Where a line below holds the string "different", copy that line.
***** Listed records
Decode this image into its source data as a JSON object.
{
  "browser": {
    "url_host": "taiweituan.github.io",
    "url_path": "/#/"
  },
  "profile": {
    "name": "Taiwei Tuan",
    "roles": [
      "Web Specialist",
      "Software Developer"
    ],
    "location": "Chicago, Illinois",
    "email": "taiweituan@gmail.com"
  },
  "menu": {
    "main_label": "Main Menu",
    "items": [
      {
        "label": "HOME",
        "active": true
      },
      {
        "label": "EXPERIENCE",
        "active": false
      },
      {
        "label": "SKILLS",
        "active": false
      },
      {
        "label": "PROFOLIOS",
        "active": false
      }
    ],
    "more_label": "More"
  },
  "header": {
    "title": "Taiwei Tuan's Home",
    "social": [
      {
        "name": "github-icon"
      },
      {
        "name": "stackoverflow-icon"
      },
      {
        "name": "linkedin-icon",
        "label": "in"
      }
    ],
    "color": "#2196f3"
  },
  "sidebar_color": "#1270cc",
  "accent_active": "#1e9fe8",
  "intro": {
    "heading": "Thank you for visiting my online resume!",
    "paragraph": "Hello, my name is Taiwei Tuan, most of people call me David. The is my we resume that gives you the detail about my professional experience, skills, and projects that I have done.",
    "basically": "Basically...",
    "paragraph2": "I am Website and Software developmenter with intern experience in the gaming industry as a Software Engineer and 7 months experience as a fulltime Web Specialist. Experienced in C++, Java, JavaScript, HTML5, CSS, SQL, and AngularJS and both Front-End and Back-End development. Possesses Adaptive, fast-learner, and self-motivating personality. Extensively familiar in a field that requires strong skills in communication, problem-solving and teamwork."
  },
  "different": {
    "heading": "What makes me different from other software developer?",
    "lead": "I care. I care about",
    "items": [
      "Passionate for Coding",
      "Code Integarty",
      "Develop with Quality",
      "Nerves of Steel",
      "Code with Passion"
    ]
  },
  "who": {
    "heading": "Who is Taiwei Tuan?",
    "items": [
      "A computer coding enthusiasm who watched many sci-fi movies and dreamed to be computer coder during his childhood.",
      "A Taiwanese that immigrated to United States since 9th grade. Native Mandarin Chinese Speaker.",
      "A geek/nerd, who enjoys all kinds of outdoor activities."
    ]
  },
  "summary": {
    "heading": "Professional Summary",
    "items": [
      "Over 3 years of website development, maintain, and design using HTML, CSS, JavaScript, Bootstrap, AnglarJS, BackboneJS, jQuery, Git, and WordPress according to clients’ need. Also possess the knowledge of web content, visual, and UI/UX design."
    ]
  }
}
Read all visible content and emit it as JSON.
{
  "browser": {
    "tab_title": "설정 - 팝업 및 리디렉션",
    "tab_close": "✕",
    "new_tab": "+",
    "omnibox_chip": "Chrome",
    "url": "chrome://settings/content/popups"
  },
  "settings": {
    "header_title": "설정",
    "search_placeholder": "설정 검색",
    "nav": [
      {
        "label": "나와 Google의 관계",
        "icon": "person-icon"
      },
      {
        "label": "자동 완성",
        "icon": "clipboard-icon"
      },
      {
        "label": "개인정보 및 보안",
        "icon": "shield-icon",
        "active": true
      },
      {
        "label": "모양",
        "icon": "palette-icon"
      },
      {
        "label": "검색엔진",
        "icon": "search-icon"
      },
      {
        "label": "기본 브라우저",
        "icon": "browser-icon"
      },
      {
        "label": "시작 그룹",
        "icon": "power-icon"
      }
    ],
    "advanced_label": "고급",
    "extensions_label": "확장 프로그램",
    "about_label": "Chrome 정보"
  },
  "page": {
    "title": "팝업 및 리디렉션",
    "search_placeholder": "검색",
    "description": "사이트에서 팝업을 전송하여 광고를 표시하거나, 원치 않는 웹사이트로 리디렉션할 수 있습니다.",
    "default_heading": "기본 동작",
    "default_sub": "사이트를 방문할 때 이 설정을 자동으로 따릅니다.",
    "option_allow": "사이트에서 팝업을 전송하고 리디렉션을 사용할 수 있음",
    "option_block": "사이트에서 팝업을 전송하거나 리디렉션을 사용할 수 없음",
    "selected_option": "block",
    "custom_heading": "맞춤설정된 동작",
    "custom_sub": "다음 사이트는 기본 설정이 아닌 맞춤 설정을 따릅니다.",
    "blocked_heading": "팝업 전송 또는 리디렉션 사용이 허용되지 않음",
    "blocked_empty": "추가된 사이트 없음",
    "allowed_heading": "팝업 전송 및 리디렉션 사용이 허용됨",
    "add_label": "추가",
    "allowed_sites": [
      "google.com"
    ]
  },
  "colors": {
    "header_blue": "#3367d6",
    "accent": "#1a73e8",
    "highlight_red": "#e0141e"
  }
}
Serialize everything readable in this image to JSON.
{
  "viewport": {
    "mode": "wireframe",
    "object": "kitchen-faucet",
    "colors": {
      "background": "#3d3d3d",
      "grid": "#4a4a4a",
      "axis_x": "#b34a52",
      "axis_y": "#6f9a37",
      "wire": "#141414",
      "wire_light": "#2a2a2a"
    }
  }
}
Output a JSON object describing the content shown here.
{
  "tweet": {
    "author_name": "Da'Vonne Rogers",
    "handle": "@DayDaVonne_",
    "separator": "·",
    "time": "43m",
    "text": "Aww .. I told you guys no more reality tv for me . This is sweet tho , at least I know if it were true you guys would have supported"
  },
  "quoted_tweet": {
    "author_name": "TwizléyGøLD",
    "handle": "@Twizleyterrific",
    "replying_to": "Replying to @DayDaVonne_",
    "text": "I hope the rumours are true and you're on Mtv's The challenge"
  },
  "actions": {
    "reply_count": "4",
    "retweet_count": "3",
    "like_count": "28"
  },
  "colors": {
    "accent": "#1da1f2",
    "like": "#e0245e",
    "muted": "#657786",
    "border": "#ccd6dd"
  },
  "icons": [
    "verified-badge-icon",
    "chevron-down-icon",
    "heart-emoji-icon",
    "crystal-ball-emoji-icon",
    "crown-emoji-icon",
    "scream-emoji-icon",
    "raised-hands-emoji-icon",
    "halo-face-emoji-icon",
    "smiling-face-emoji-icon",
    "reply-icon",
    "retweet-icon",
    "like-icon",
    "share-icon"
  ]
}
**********
◆ **Task output**
  "different": {
    "heading": "What makes me different from other software developer?",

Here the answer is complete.